No statements for me
Kansas’ 2016 high school basketball state tournaments began yesterday.The Sunflower State likes to think of itself as a hoops hotbed, given James Naismith, the inventor of the sport, coached the Kansas Jayhawks, and later Phog Allen, Larry Brown and Bill Self all brought national championships to Lawrence, but the high school tournaments leave a lot to be desired.
First, it is utterly ridiculous a state with less than three million people needs EIGHT divisions for basketball. Six base classifications is beyond stupid, but then classes 1A and 4A decided that it was too hard to win championships with just one division, so they split into two. The 1A split took effect in 2011, and the 4A split in 2014.
Second, why do Kansas’ state tournaments need EIGHT teams each? This is an antiquated holdover to the very, very, very old days, when college basketball was mostly an afterthought in places not named Lawrence, Lexington and Chapel Hill, plus a few other selected places. The term “Final Four” was not used at all by the NCAA nor fans of the teams advancing. It was termed the “national semifinals” for the four teams which won their respective regional tournaments.
Also, until the late 1950s, the NIT was considered to be the more prestigious tournament. And until 1977, the NIT invited all of its teams to play at Madison Square Garden in New York. That’s the model Kansas followed.
When the Final Four mushroomed in popularity in the 1970s, that would have been the perfect time for Kansas to reform its state tournaments and go down to four teams per tournament instead of eight. It would save a lot of money, since the KSHSAA would not need nearly as many sites, it would not need to rent the facilities for as long, and it would not need to pay officials for nearly as many games.

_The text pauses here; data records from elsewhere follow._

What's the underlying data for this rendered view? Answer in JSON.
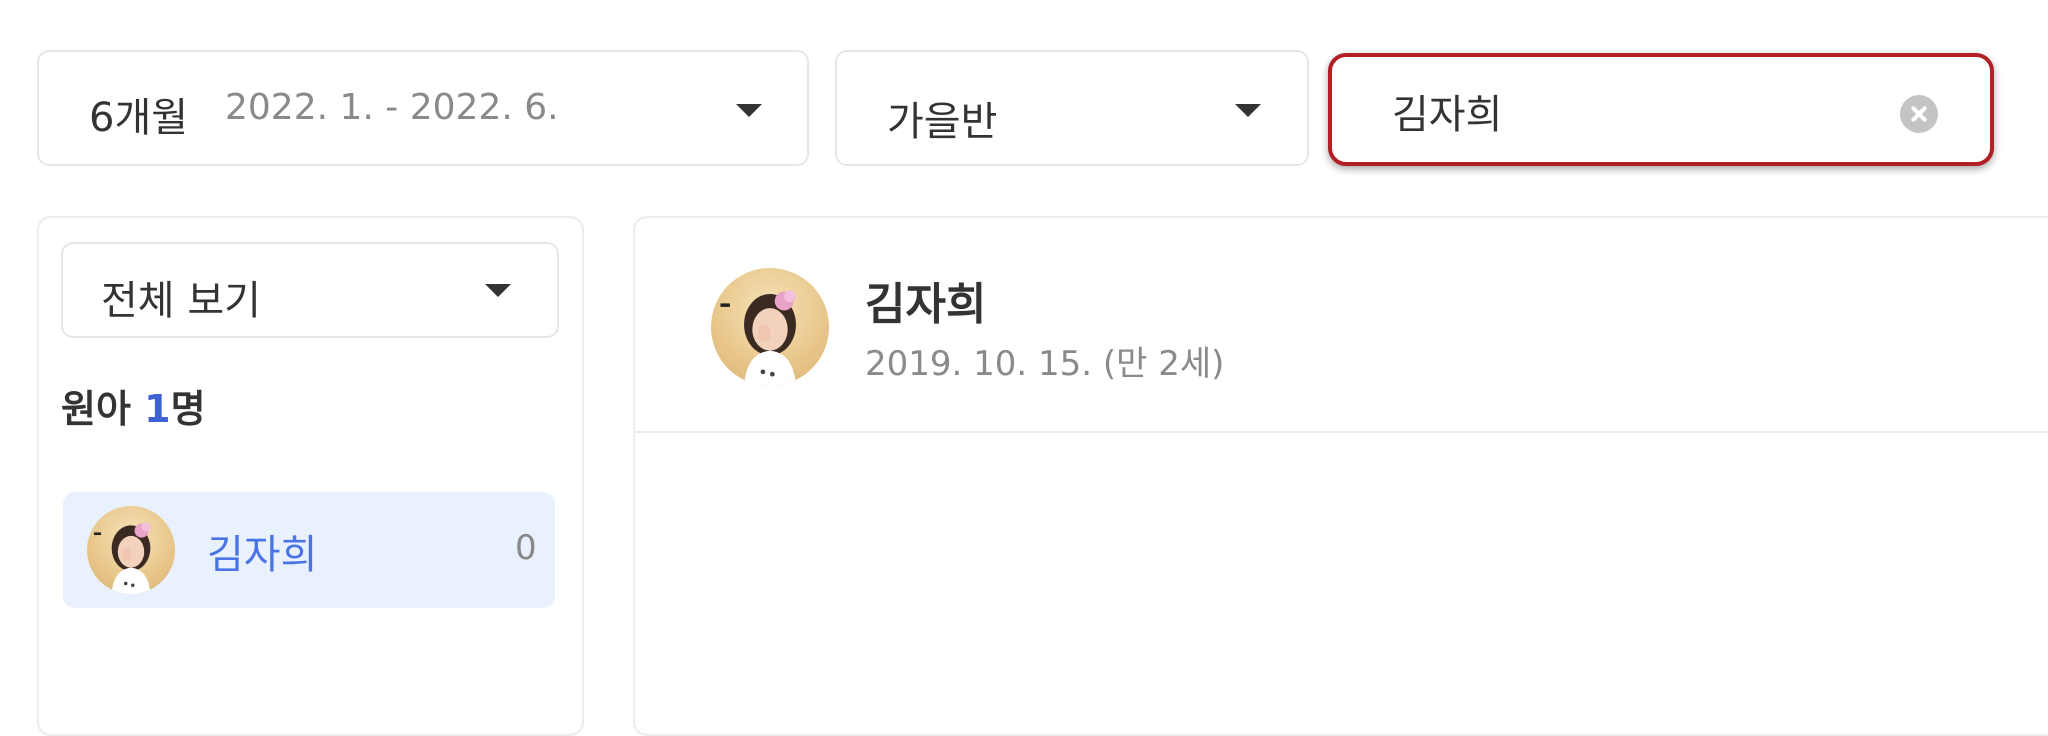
{
  "period_filter": {
    "months": "6개월",
    "range": "2022. 1. - 2022. 6."
  },
  "class_filter": {
    "selected": "가을반"
  },
  "search": {
    "value": "김자희"
  },
  "child_list": {
    "view_filter": "전체 보기",
    "count_prefix": "원아 ",
    "count_number": "1",
    "count_suffix": "명",
    "items": [
      {
        "name": "김자희",
        "count": "0"
      }
    ]
  },
  "profile": {
    "name": "김자희",
    "birth": "2019. 10. 15. (만 2세)"
  },
  "colors": {
    "accent_blue": "#4a74e6",
    "count_blue": "#3d62d6",
    "selected_bg": "#e9f1fe",
    "highlight_red": "#b21f25"
  }
}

The problem is, glaciers move faster than the KSHSAA. It is not the fault of Executive Director Gary Musselman or anyone on his staff, but rather the intransigence of school administrators, who refuse to change anything.
That’s why it has the mess of having to conduct eight state tournaments. Too many superintendents, principals, athletic directors, coaches, parents and student-athletes have adopted the lame attitude that we all must get something.
It’s high school sports. And if someone cannot learn that you aren’t going to get your way most of the time in something as insignificant as a game, then what does that say for the person’s prospects when he or she is out in the real world, trying to provide for his or her family?
I’m sorry, but I am not missing state tournament week. There are way, way, way too many. And many teams who have no business playing for a state championship. I understand those who like the Cinderella factor, but is it right to reward a team which gets hot for three games instead of those who are consistent throughout a long season? NO.
Five classes for basketball are plenty. Four teams per state tournament. All semifinals and finals played at Allen Fieldhouse in Lawrence or Bramlage Coliseum in Manhattan. Not that hard. Then again, “KSHSAA” and “not that hard” are often mutually exclusive terms.